An exact copy of the entries, with every picture omitted, is what is needed here.

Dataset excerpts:
************

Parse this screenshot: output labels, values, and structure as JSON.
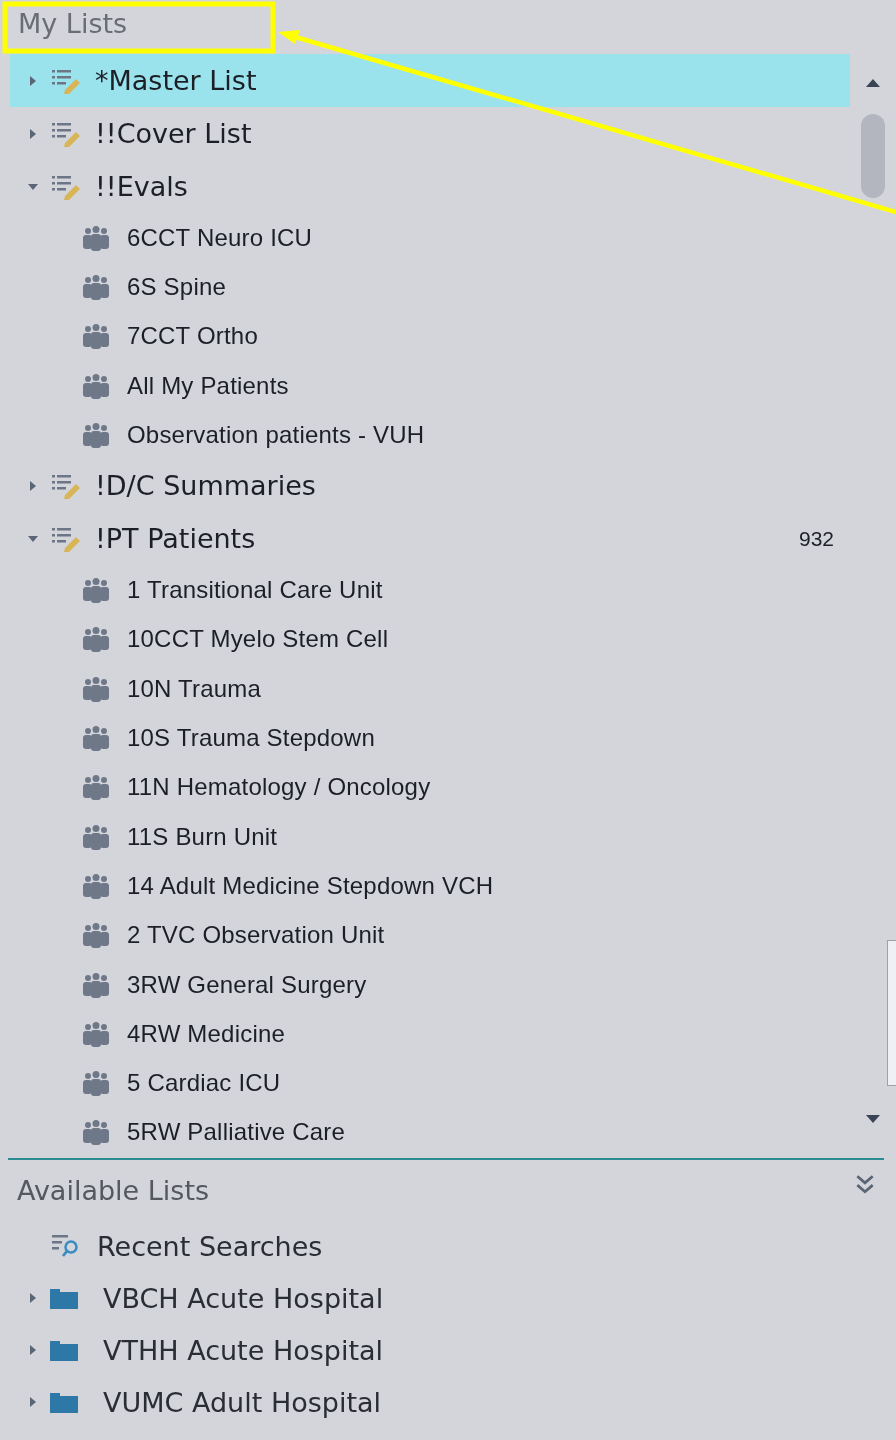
{
  "my_lists": {
    "title": "My Lists",
    "items": [
      {
        "label": "*Master List",
        "selected": true,
        "expanded": false
      },
      {
        "label": "!!Cover List",
        "selected": false,
        "expanded": false
      },
      {
        "label": "!!Evals",
        "selected": false,
        "expanded": true,
        "children": [
          {
            "label": "6CCT Neuro ICU"
          },
          {
            "label": "6S Spine"
          },
          {
            "label": "7CCT Ortho"
          },
          {
            "label": "All My Patients"
          },
          {
            "label": "Observation patients - VUH"
          }
        ]
      },
      {
        "label": "!D/C Summaries",
        "selected": false,
        "expanded": false
      },
      {
        "label": "!PT Patients",
        "selected": false,
        "expanded": true,
        "count": "932",
        "children": [
          {
            "label": "1 Transitional Care Unit"
          },
          {
            "label": "10CCT Myelo Stem Cell"
          },
          {
            "label": "10N Trauma"
          },
          {
            "label": "10S Trauma Stepdown"
          },
          {
            "label": "11N Hematology / Oncology"
          },
          {
            "label": "11S Burn Unit"
          },
          {
            "label": "14 Adult Medicine Stepdown VCH"
          },
          {
            "label": "2 TVC Observation Unit"
          },
          {
            "label": "3RW General Surgery"
          },
          {
            "label": "4RW Medicine"
          },
          {
            "label": "5 Cardiac ICU"
          },
          {
            "label": "5RW Palliative Care"
          }
        ]
      }
    ]
  },
  "available_lists": {
    "title": "Available Lists",
    "items": [
      {
        "kind": "search",
        "label": "Recent Searches"
      },
      {
        "kind": "folder",
        "label": "VBCH Acute Hospital",
        "expanded": false
      },
      {
        "kind": "folder",
        "label": "VTHH Acute Hospital",
        "expanded": false
      },
      {
        "kind": "folder",
        "label": "VUMC Adult Hospital",
        "expanded": false
      }
    ]
  }
}
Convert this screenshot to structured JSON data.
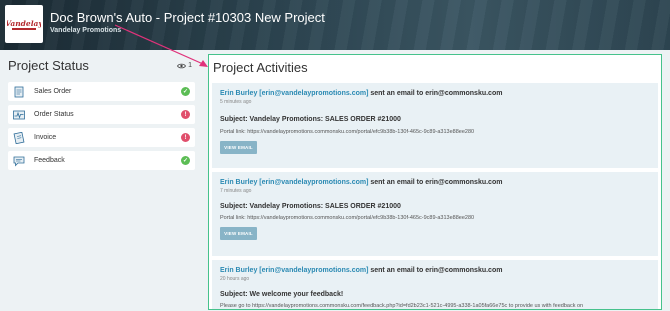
{
  "header": {
    "title": "Doc Brown's Auto - Project #10303 New Project",
    "subtitle": "Vandelay Promotions",
    "logo_icon": "vandelay-logo",
    "logo_text": "Vandelay"
  },
  "left": {
    "title": "Project Status",
    "views_icon": "eye-icon",
    "views_count": "1",
    "items": [
      {
        "label": "Sales Order",
        "icon": "document-icon",
        "status": "complete",
        "badge": "✓",
        "color": "#5cbd55"
      },
      {
        "label": "Order Status",
        "icon": "activity-icon",
        "status": "alert",
        "badge": "!",
        "color": "#e04f6c"
      },
      {
        "label": "Invoice",
        "icon": "invoice-icon",
        "status": "alert",
        "badge": "!",
        "color": "#e04f6c"
      },
      {
        "label": "Feedback",
        "icon": "chat-icon",
        "status": "complete",
        "badge": "✓",
        "color": "#5cbd55"
      }
    ]
  },
  "right": {
    "title": "Project Activities",
    "activities": [
      {
        "who": "Erin Burley [erin@vandelaypromotions.com]",
        "what": " sent an email to erin@commonsku.com",
        "time": "5 minutes ago",
        "subject": "Subject: Vandelay Promotions: SALES ORDER #21000",
        "portal": "Portal link: https://vandelaypromotions.commonsku.com/portal/efc9b38b-130f-465c-9c89-a313e88ee280",
        "button": "VIEW EMAIL"
      },
      {
        "who": "Erin Burley [erin@vandelaypromotions.com]",
        "what": " sent an email to erin@commonsku.com",
        "time": "7 minutes ago",
        "subject": "Subject: Vandelay Promotions: SALES ORDER #21000",
        "portal": "Portal link: https://vandelaypromotions.commonsku.com/portal/efc9b38b-130f-465c-9c89-a313e88ee280",
        "button": "VIEW EMAIL"
      },
      {
        "who": "Erin Burley [erin@vandelaypromotions.com]",
        "what": " sent an email to erin@commonsku.com",
        "time": "20 hours ago",
        "subject": "Subject: We welcome your feedback!",
        "portal": "Please go to https://vandelaypromotions.commonsku.com/feedback.php?id=fd2b23c1-521c-4995-a338-1a05fa66e75c to provide us with feedback on"
      }
    ]
  },
  "colors": {
    "link": "#2b8ab3",
    "panel_border": "#46c28c",
    "annotation_arrow": "#e0327a"
  }
}
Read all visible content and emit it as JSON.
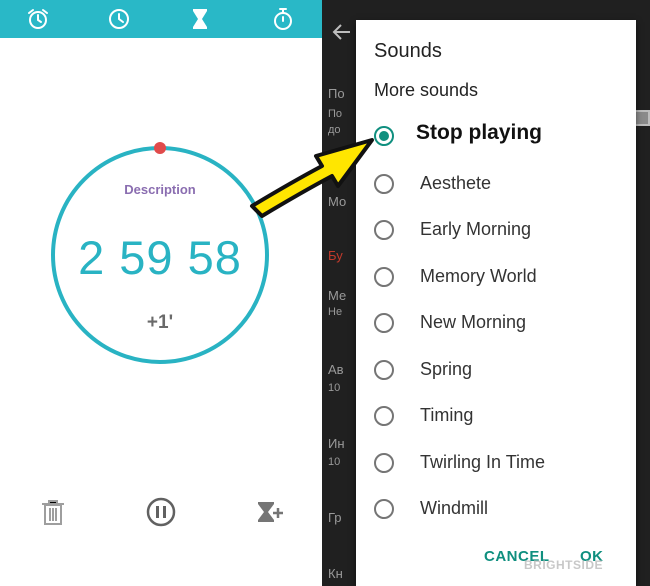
{
  "colors": {
    "teal_bar": "#29b8c7",
    "ring": "#29b3c3",
    "ring_dot": "#e04b4b",
    "description": "#8a6db0",
    "dialog_accent": "#0f8f7f",
    "arrow_fill": "#ffe600",
    "dark_bg": "#202020"
  },
  "top_bar": {
    "icons": [
      "alarm-icon",
      "clock-icon",
      "hourglass-icon",
      "stopwatch-icon"
    ]
  },
  "timer": {
    "description": "Description",
    "time": "2 59 58",
    "plus_label": "+1'"
  },
  "bottom_bar": {
    "icons": [
      "trash-icon",
      "pause-icon",
      "add-timer-icon"
    ]
  },
  "background_settings": {
    "lines": [
      "По",
      "По",
      "до",
      "Мо",
      "Бу",
      "Ме",
      "Не",
      "Ав",
      "10",
      "Ин",
      "10",
      "Гр",
      "Кн"
    ]
  },
  "dialog": {
    "title": "Sounds",
    "subtitle": "More sounds",
    "selected_index": 0,
    "options": [
      "Stop playing",
      "Aesthete",
      "Early Morning",
      "Memory World",
      "New Morning",
      "Spring",
      "Timing",
      "Twirling In Time",
      "Windmill"
    ],
    "cancel_label": "CANCEL",
    "ok_label": "OK"
  },
  "watermark": "BRIGHTSIDE"
}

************

SOLVED PROBLEM:
Parse this screenshot: output labels, values, and structure as JSON.
{
  "my_lists": {
    "title": "My Lists",
    "items": [
      {
        "label": "*Master List",
        "selected": true,
        "expanded": false
      },
      {
        "label": "!!Cover List",
        "selected": false,
        "expanded": false
      },
      {
        "label": "!!Evals",
        "selected": false,
        "expanded": true,
        "children": [
          {
            "label": "6CCT Neuro ICU"
          },
          {
            "label": "6S Spine"
          },
          {
            "label": "7CCT Ortho"
          },
          {
            "label": "All My Patients"
          },
          {
            "label": "Observation patients - VUH"
          }
        ]
      },
      {
        "label": "!D/C Summaries",
        "selected": false,
        "expanded": false
      },
      {
        "label": "!PT Patients",
        "selected": false,
        "expanded": true,
        "count": "932",
        "children": [
          {
            "label": "1 Transitional Care Unit"
          },
          {
            "label": "10CCT Myelo Stem Cell"
          },
          {
            "label": "10N Trauma"
          },
          {
            "label": "10S Trauma Stepdown"
          },
          {
            "label": "11N Hematology / Oncology"
          },
          {
            "label": "11S Burn Unit"
          },
          {
            "label": "14 Adult Medicine Stepdown VCH"
          },
          {
            "label": "2 TVC Observation Unit"
          },
          {
            "label": "3RW General Surgery"
          },
          {
            "label": "4RW Medicine"
          },
          {
            "label": "5 Cardiac ICU"
          },
          {
            "label": "5RW Palliative Care"
          }
        ]
      }
    ]
  },
  "available_lists": {
    "title": "Available Lists",
    "items": [
      {
        "kind": "search",
        "label": "Recent Searches"
      },
      {
        "kind": "folder",
        "label": "VBCH Acute Hospital",
        "expanded": false
      },
      {
        "kind": "folder",
        "label": "VTHH Acute Hospital",
        "expanded": false
      },
      {
        "kind": "folder",
        "label": "VUMC Adult Hospital",
        "expanded": false
      }
    ]
  }
}
Convert this screenshot to structured JSON data.
{
  "header": {
    "title": "Doc Brown's Auto - Project #10303 New Project",
    "subtitle": "Vandelay Promotions",
    "logo_icon": "vandelay-logo",
    "logo_text": "Vandelay"
  },
  "left": {
    "title": "Project Status",
    "views_icon": "eye-icon",
    "views_count": "1",
    "items": [
      {
        "label": "Sales Order",
        "icon": "document-icon",
        "status": "complete",
        "badge": "✓",
        "color": "#5cbd55"
      },
      {
        "label": "Order Status",
        "icon": "activity-icon",
        "status": "alert",
        "badge": "!",
        "color": "#e04f6c"
      },
      {
        "label": "Invoice",
        "icon": "invoice-icon",
        "status": "alert",
        "badge": "!",
        "color": "#e04f6c"
      },
      {
        "label": "Feedback",
        "icon": "chat-icon",
        "status": "complete",
        "badge": "✓",
        "color": "#5cbd55"
      }
    ]
  },
  "right": {
    "title": "Project Activities",
    "activities": [
      {
        "who": "Erin Burley [erin@vandelaypromotions.com]",
        "what": " sent an email to erin@commonsku.com",
        "time": "5 minutes ago",
        "subject": "Subject: Vandelay Promotions: SALES ORDER #21000",
        "portal": "Portal link: https://vandelaypromotions.commonsku.com/portal/efc9b38b-130f-465c-9c89-a313e88ee280",
        "button": "VIEW EMAIL"
      },
      {
        "who": "Erin Burley [erin@vandelaypromotions.com]",
        "what": " sent an email to erin@commonsku.com",
        "time": "7 minutes ago",
        "subject": "Subject: Vandelay Promotions: SALES ORDER #21000",
        "portal": "Portal link: https://vandelaypromotions.commonsku.com/portal/efc9b38b-130f-465c-9c89-a313e88ee280",
        "button": "VIEW EMAIL"
      },
      {
        "who": "Erin Burley [erin@vandelaypromotions.com]",
        "what": " sent an email to erin@commonsku.com",
        "time": "20 hours ago",
        "subject": "Subject: We welcome your feedback!",
        "portal": "Please go to https://vandelaypromotions.commonsku.com/feedback.php?id=fd2b23c1-521c-4995-a338-1a05fa66e75c to provide us with feedback on"
      }
    ]
  },
  "colors": {
    "link": "#2b8ab3",
    "panel_border": "#46c28c",
    "annotation_arrow": "#e0327a"
  }
}
Read all visible content and emit it as JSON.
{
  "colors": {
    "teal_bar": "#29b8c7",
    "ring": "#29b3c3",
    "ring_dot": "#e04b4b",
    "description": "#8a6db0",
    "dialog_accent": "#0f8f7f",
    "arrow_fill": "#ffe600",
    "dark_bg": "#202020"
  },
  "top_bar": {
    "icons": [
      "alarm-icon",
      "clock-icon",
      "hourglass-icon",
      "stopwatch-icon"
    ]
  },
  "timer": {
    "description": "Description",
    "time": "2 59 58",
    "plus_label": "+1'"
  },
  "bottom_bar": {
    "icons": [
      "trash-icon",
      "pause-icon",
      "add-timer-icon"
    ]
  },
  "background_settings": {
    "lines": [
      "По",
      "По",
      "до",
      "Мо",
      "Бу",
      "Ме",
      "Не",
      "Ав",
      "10",
      "Ин",
      "10",
      "Гр",
      "Кн"
    ]
  },
  "dialog": {
    "title": "Sounds",
    "subtitle": "More sounds",
    "selected_index": 0,
    "options": [
      "Stop playing",
      "Aesthete",
      "Early Morning",
      "Memory World",
      "New Morning",
      "Spring",
      "Timing",
      "Twirling In Time",
      "Windmill"
    ],
    "cancel_label": "CANCEL",
    "ok_label": "OK"
  },
  "watermark": "BRIGHTSIDE"
}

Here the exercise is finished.